PROBLEM STATEMENT
Copy out, from the data below, each line in which the word "LODC" occurs.

DATA LISTING
☆ ☆ ☆ ☆ ☆

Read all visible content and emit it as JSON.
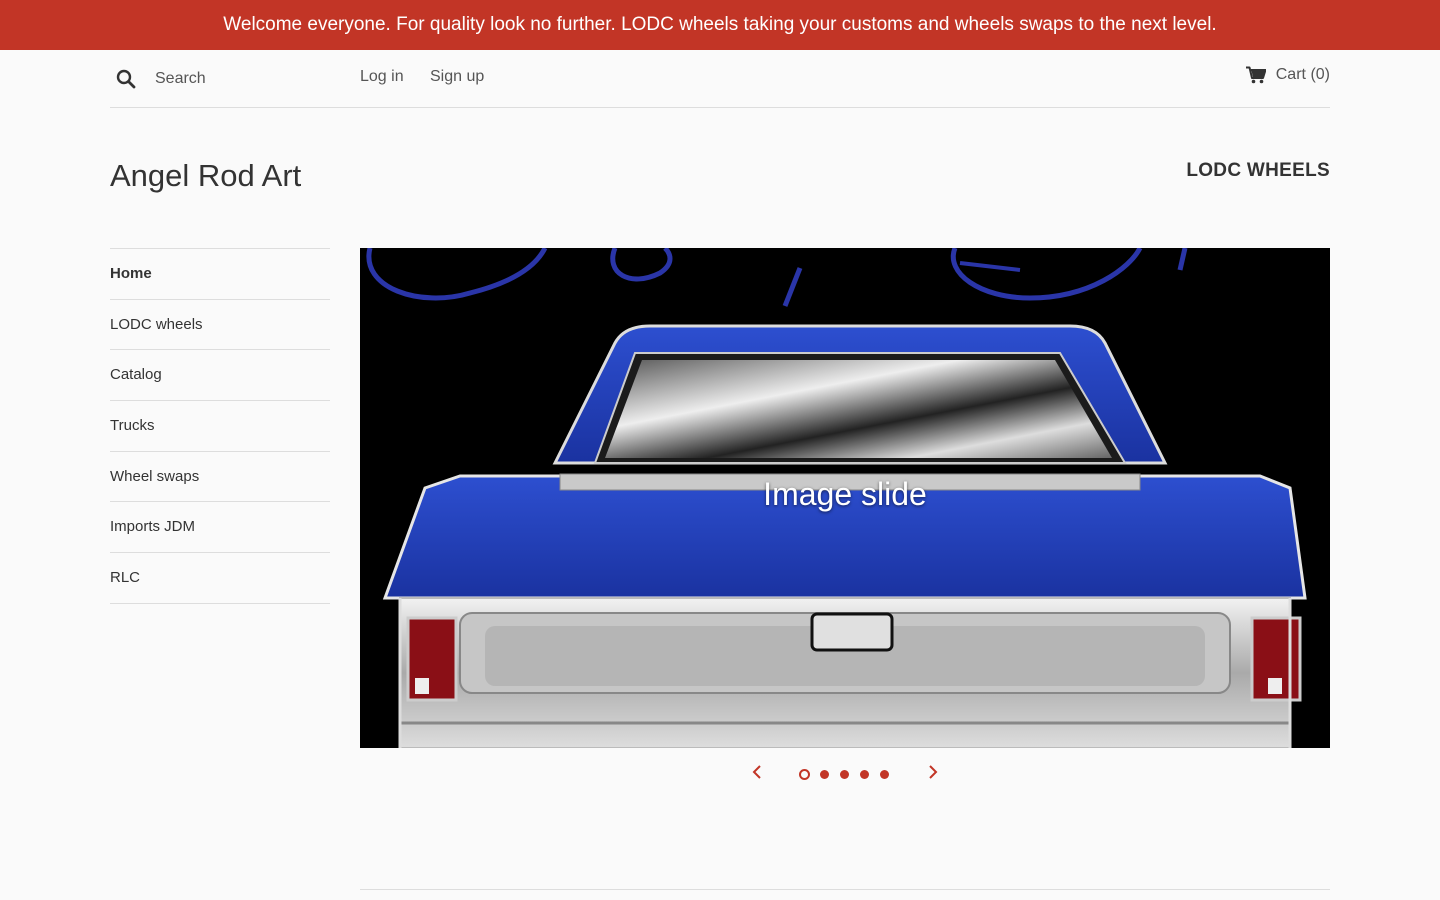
{
  "announcement": {
    "text": "Welcome everyone. For quality look no further. LODC wheels taking your customs and wheels swaps to the next level.",
    "background_color": "#c23526"
  },
  "topbar": {
    "search_placeholder": "Search",
    "search_icon": "search-icon",
    "login_label": "Log in",
    "signup_label": "Sign up",
    "cart_label": "Cart",
    "cart_count": "(0)",
    "cart_icon": "cart-icon"
  },
  "header": {
    "site_title": "Angel Rod Art",
    "featured_link": "LODC WHEELS"
  },
  "sidebar": {
    "items": [
      {
        "label": "Home"
      },
      {
        "label": "LODC wheels"
      },
      {
        "label": "Catalog"
      },
      {
        "label": "Trucks"
      },
      {
        "label": "Wheel swaps"
      },
      {
        "label": "Imports JDM"
      },
      {
        "label": "RLC"
      }
    ],
    "active_index": 0
  },
  "slideshow": {
    "caption": "Image slide",
    "slide_count": 5,
    "active_slide": 1,
    "prev_icon": "chevron-left-icon",
    "next_icon": "chevron-right-icon"
  },
  "colors": {
    "accent": "#c23526",
    "truck_blue": "#1f3db0",
    "text": "#333333"
  }
}
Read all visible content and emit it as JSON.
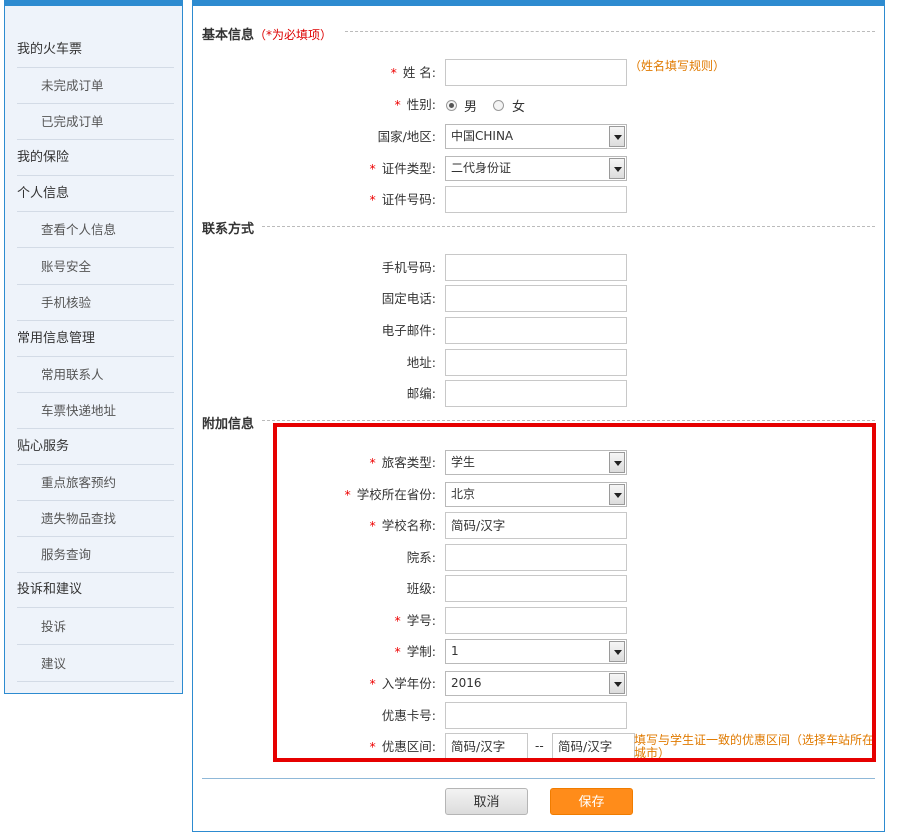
{
  "sidebar": {
    "items": [
      {
        "label": "我的火车票",
        "sub": false
      },
      {
        "label": "未完成订单",
        "sub": true
      },
      {
        "label": "已完成订单",
        "sub": true
      },
      {
        "label": "我的保险",
        "sub": false
      },
      {
        "label": "个人信息",
        "sub": false
      },
      {
        "label": "查看个人信息",
        "sub": true
      },
      {
        "label": "账号安全",
        "sub": true
      },
      {
        "label": "手机核验",
        "sub": true
      },
      {
        "label": "常用信息管理",
        "sub": false
      },
      {
        "label": "常用联系人",
        "sub": true
      },
      {
        "label": "车票快递地址",
        "sub": true
      },
      {
        "label": "贴心服务",
        "sub": false
      },
      {
        "label": "重点旅客预约",
        "sub": true
      },
      {
        "label": "遗失物品查找",
        "sub": true
      },
      {
        "label": "服务查询",
        "sub": true
      },
      {
        "label": "投诉和建议",
        "sub": false
      },
      {
        "label": "投诉",
        "sub": true
      },
      {
        "label": "建议",
        "sub": true
      }
    ]
  },
  "basic": {
    "title": "基本信息",
    "required_note": "（*为必填项）",
    "name_label": "姓  名:",
    "name_hint": "（姓名填写规则）",
    "gender_label": "性别:",
    "gender_male": "男",
    "gender_female": "女",
    "country_label": "国家/地区:",
    "country_value": "中国CHINA",
    "idtype_label": "证件类型:",
    "idtype_value": "二代身份证",
    "idnum_label": "证件号码:"
  },
  "contact": {
    "title": "联系方式",
    "mobile_label": "手机号码:",
    "phone_label": "固定电话:",
    "email_label": "电子邮件:",
    "address_label": "地址:",
    "zip_label": "邮编:"
  },
  "extra": {
    "title": "附加信息",
    "passenger_type_label": "旅客类型:",
    "passenger_type_value": "学生",
    "province_label": "学校所在省份:",
    "province_value": "北京",
    "school_label": "学校名称:",
    "school_placeholder": "简码/汉字",
    "dept_label": "院系:",
    "class_label": "班级:",
    "student_no_label": "学号:",
    "duration_label": "学制:",
    "duration_value": "1",
    "enroll_label": "入学年份:",
    "enroll_value": "2016",
    "card_label": "优惠卡号:",
    "range_label": "优惠区间:",
    "range_from_placeholder": "简码/汉字",
    "range_sep": "--",
    "range_to_placeholder": "简码/汉字",
    "range_hint": "填写与学生证一致的优惠区间（选择车站所在城市）"
  },
  "buttons": {
    "cancel": "取消",
    "save": "保存"
  },
  "colors": {
    "accent_blue": "#2d8bd0",
    "required_red": "#e00000",
    "hint_orange": "#e07a00",
    "save_orange": "#ff8c1a"
  }
}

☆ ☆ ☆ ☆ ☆

ANSWER TO THE PROBLEM
    "text": "Welcome everyone. For quality look no further. LODC wheels taking your customs and wheels swaps to the next level.",
    "featured_link": "LODC WHEELS"
        "label": "LODC wheels"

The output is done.